In the listing that follows, how many lines hold the string "root"? Answer with the number only.
--- Records supplied Enclosed Below ---
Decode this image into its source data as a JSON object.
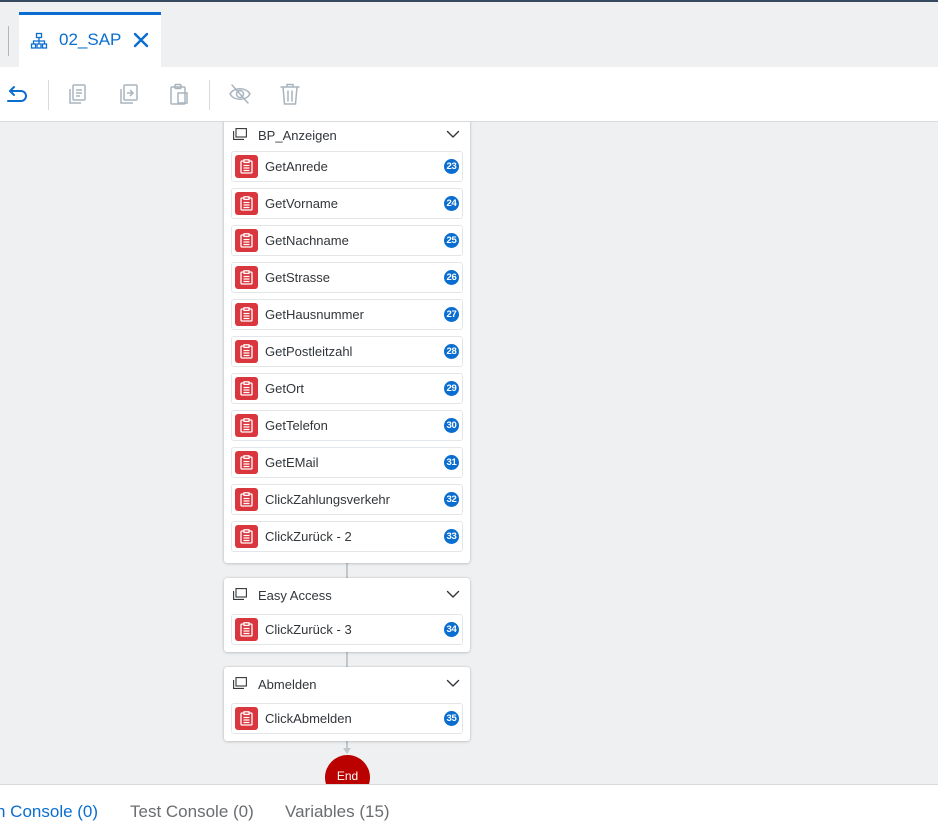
{
  "tab": {
    "title": "02_SAP"
  },
  "groups": [
    {
      "title": "BP_Anzeigen",
      "activities": [
        {
          "label": "GetAnrede",
          "badge": "23"
        },
        {
          "label": "GetVorname",
          "badge": "24"
        },
        {
          "label": "GetNachname",
          "badge": "25"
        },
        {
          "label": "GetStrasse",
          "badge": "26"
        },
        {
          "label": "GetHausnummer",
          "badge": "27"
        },
        {
          "label": "GetPostleitzahl",
          "badge": "28"
        },
        {
          "label": "GetOrt",
          "badge": "29"
        },
        {
          "label": "GetTelefon",
          "badge": "30"
        },
        {
          "label": "GetEMail",
          "badge": "31"
        },
        {
          "label": "ClickZahlungsverkehr",
          "badge": "32"
        },
        {
          "label": "ClickZurück - 2",
          "badge": "33"
        }
      ]
    },
    {
      "title": "Easy Access",
      "activities": [
        {
          "label": "ClickZurück - 3",
          "badge": "34"
        }
      ]
    },
    {
      "title": "Abmelden",
      "activities": [
        {
          "label": "ClickAbmelden",
          "badge": "35"
        }
      ]
    }
  ],
  "end_label": "End",
  "bottom_tabs": [
    {
      "label": "n Console (0)",
      "active": true
    },
    {
      "label": "Test Console (0)",
      "active": false
    },
    {
      "label": "Variables (15)",
      "active": false
    }
  ],
  "colors": {
    "accent": "#0a6ed1",
    "activity_icon": "#d9363e",
    "end_node": "#bb0000"
  }
}
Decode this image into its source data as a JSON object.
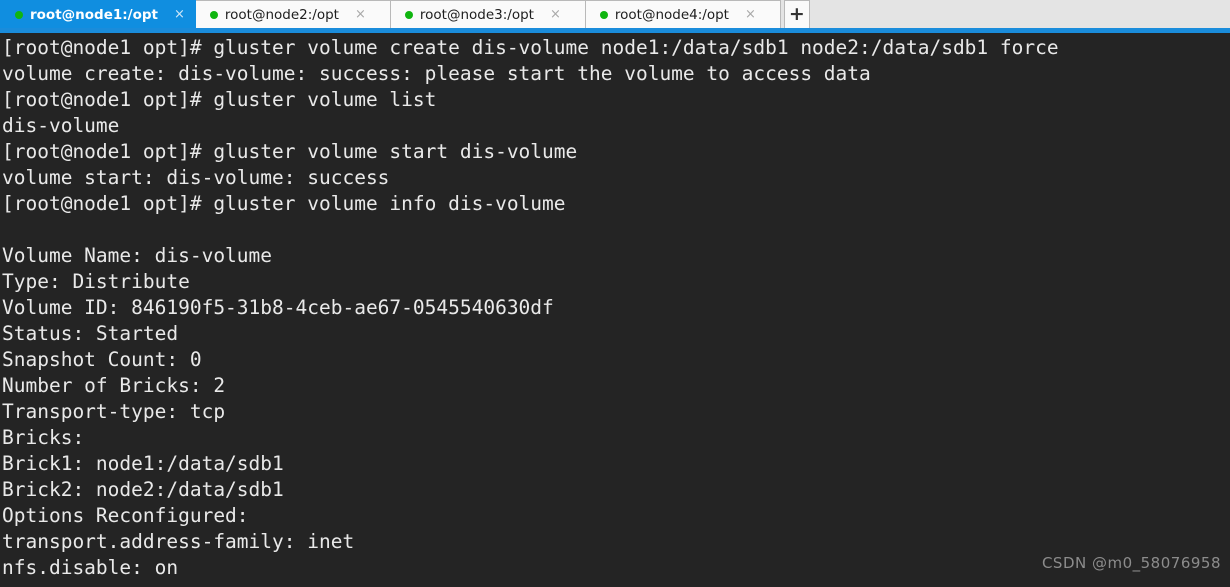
{
  "window": {
    "app": "terminal-emulator",
    "accent_color": "#108ee0",
    "tabbar_bg": "#e4e4e4",
    "terminal_bg": "#242424",
    "terminal_fg": "#e9e9e9",
    "dot_color": "#10b510"
  },
  "tabbar": {
    "tabs": [
      {
        "label": "root@node1:/opt",
        "active": true,
        "close_label": "×",
        "dot": "status-dot"
      },
      {
        "label": "root@node2:/opt",
        "active": false,
        "close_label": "×",
        "dot": "status-dot"
      },
      {
        "label": "root@node3:/opt",
        "active": false,
        "close_label": "×",
        "dot": "status-dot"
      },
      {
        "label": "root@node4:/opt",
        "active": false,
        "close_label": "×",
        "dot": "status-dot"
      }
    ],
    "new_tab_label": "+"
  },
  "terminal": {
    "prompt": "[root@node1 opt]# ",
    "lines": [
      "[root@node1 opt]# gluster volume create dis-volume node1:/data/sdb1 node2:/data/sdb1 force",
      "volume create: dis-volume: success: please start the volume to access data",
      "[root@node1 opt]# gluster volume list",
      "dis-volume",
      "[root@node1 opt]# gluster volume start dis-volume",
      "volume start: dis-volume: success",
      "[root@node1 opt]# gluster volume info dis-volume",
      "",
      "Volume Name: dis-volume",
      "Type: Distribute",
      "Volume ID: 846190f5-31b8-4ceb-ae67-0545540630df",
      "Status: Started",
      "Snapshot Count: 0",
      "Number of Bricks: 2",
      "Transport-type: tcp",
      "Bricks:",
      "Brick1: node1:/data/sdb1",
      "Brick2: node2:/data/sdb1",
      "Options Reconfigured:",
      "transport.address-family: inet",
      "nfs.disable: on"
    ]
  },
  "watermark": {
    "text": "CSDN @m0_58076958"
  }
}
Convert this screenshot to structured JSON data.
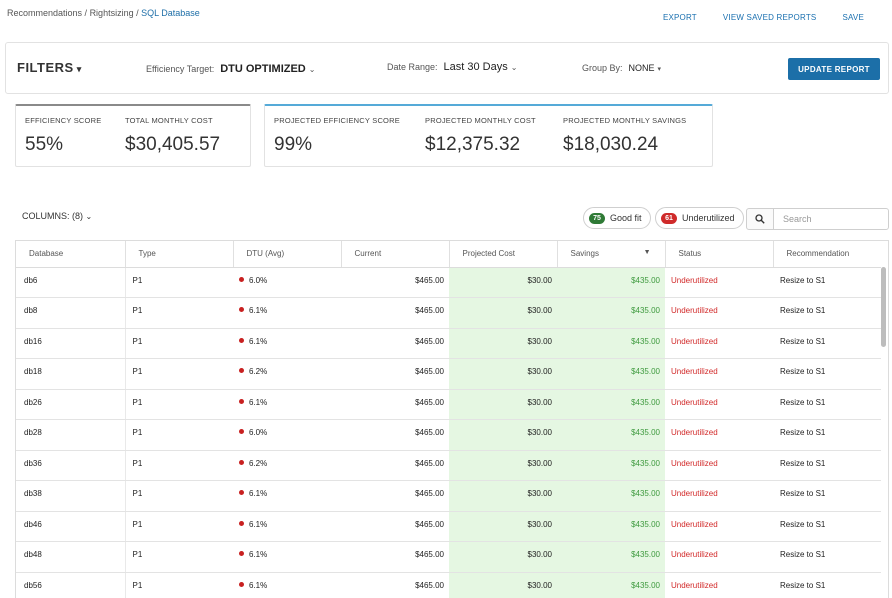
{
  "breadcrumb": [
    "Recommendations",
    "Rightsizing",
    "SQL Database"
  ],
  "breadcrumb_sep": " / ",
  "top_actions": [
    "EXPORT",
    "VIEW SAVED REPORTS",
    "SAVE"
  ],
  "filters": {
    "title": "FILTERS",
    "efficiency_target": {
      "label": "Efficiency Target:",
      "value": "DTU OPTIMIZED"
    },
    "date_range": {
      "label": "Date Range:",
      "value": "Last 30 Days"
    },
    "group_by": {
      "label": "Group By:",
      "value": "NONE"
    },
    "update_button": "UPDATE REPORT"
  },
  "metrics": {
    "efficiency_score": {
      "label": "EFFICIENCY SCORE",
      "value": "55%"
    },
    "total_monthly_cost": {
      "label": "TOTAL MONTHLY COST",
      "value": "$30,405.57"
    },
    "projected_efficiency_score": {
      "label": "PROJECTED EFFICIENCY SCORE",
      "value": "99%"
    },
    "projected_monthly_cost": {
      "label": "PROJECTED MONTHLY COST",
      "value": "$12,375.32"
    },
    "projected_monthly_savings": {
      "label": "PROJECTED MONTHLY SAVINGS",
      "value": "$18,030.24"
    }
  },
  "toolbar": {
    "columns_label": "COLUMNS:",
    "columns_count": "(8)",
    "good_fit": {
      "count": "75",
      "label": "Good fit"
    },
    "underutilized": {
      "count": "61",
      "label": "Underutilized"
    },
    "search_placeholder": "Search"
  },
  "table": {
    "headers": [
      "Database",
      "Type",
      "DTU (Avg)",
      "Current",
      "Projected Cost",
      "Savings",
      "Status",
      "Recommendation"
    ],
    "rows": [
      [
        "db6",
        "P1",
        "6.0%",
        "$465.00",
        "$30.00",
        "$435.00",
        "Underutilized",
        "Resize to S1"
      ],
      [
        "db8",
        "P1",
        "6.1%",
        "$465.00",
        "$30.00",
        "$435.00",
        "Underutilized",
        "Resize to S1"
      ],
      [
        "db16",
        "P1",
        "6.1%",
        "$465.00",
        "$30.00",
        "$435.00",
        "Underutilized",
        "Resize to S1"
      ],
      [
        "db18",
        "P1",
        "6.2%",
        "$465.00",
        "$30.00",
        "$435.00",
        "Underutilized",
        "Resize to S1"
      ],
      [
        "db26",
        "P1",
        "6.1%",
        "$465.00",
        "$30.00",
        "$435.00",
        "Underutilized",
        "Resize to S1"
      ],
      [
        "db28",
        "P1",
        "6.0%",
        "$465.00",
        "$30.00",
        "$435.00",
        "Underutilized",
        "Resize to S1"
      ],
      [
        "db36",
        "P1",
        "6.2%",
        "$465.00",
        "$30.00",
        "$435.00",
        "Underutilized",
        "Resize to S1"
      ],
      [
        "db38",
        "P1",
        "6.1%",
        "$465.00",
        "$30.00",
        "$435.00",
        "Underutilized",
        "Resize to S1"
      ],
      [
        "db46",
        "P1",
        "6.1%",
        "$465.00",
        "$30.00",
        "$435.00",
        "Underutilized",
        "Resize to S1"
      ],
      [
        "db48",
        "P1",
        "6.1%",
        "$465.00",
        "$30.00",
        "$435.00",
        "Underutilized",
        "Resize to S1"
      ],
      [
        "db56",
        "P1",
        "6.1%",
        "$465.00",
        "$30.00",
        "$435.00",
        "Underutilized",
        "Resize to S1"
      ]
    ]
  },
  "colors": {
    "accent": "#1c6fa8",
    "savings_green": "#3e9a3e",
    "status_red": "#d22a2a",
    "projected_bg": "#e5f7e2"
  }
}
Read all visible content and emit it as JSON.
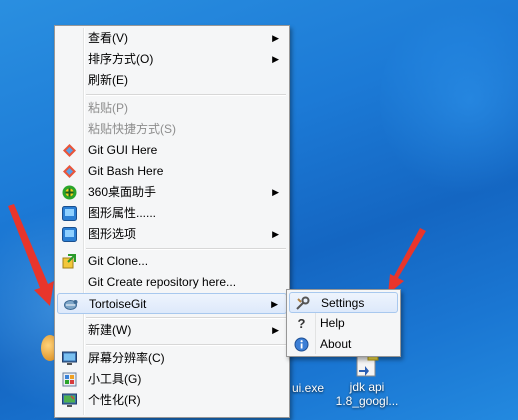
{
  "menu": {
    "items": [
      {
        "label": "查看(V)",
        "submenu": "▶"
      },
      {
        "label": "排序方式(O)",
        "submenu": "▶"
      },
      {
        "label": "刷新(E)"
      },
      {
        "label": "粘贴(P)"
      },
      {
        "label": "粘贴快捷方式(S)"
      },
      {
        "label": "Git GUI Here"
      },
      {
        "label": "Git Bash Here"
      },
      {
        "label": "360桌面助手",
        "submenu": "▶"
      },
      {
        "label": "图形属性......"
      },
      {
        "label": "图形选项",
        "submenu": "▶"
      },
      {
        "label": "Git Clone..."
      },
      {
        "label": "Git Create repository here..."
      },
      {
        "label": "TortoiseGit",
        "submenu": "▶"
      },
      {
        "label": "新建(W)",
        "submenu": "▶"
      },
      {
        "label": "屏幕分辨率(C)"
      },
      {
        "label": "小工具(G)"
      },
      {
        "label": "个性化(R)"
      }
    ]
  },
  "submenu": {
    "items": [
      {
        "label": "Settings"
      },
      {
        "label": "Help"
      },
      {
        "label": "About"
      }
    ]
  },
  "desktop": {
    "icons": [
      {
        "label": "ui.exe"
      },
      {
        "label": "jdk api 1.8_googl..."
      }
    ]
  },
  "colors": {
    "desktop_blue": "#1c7ad6",
    "arrow_red": "#e8352b",
    "highlight": "#dde9fb"
  }
}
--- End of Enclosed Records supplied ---
*Your solution*
9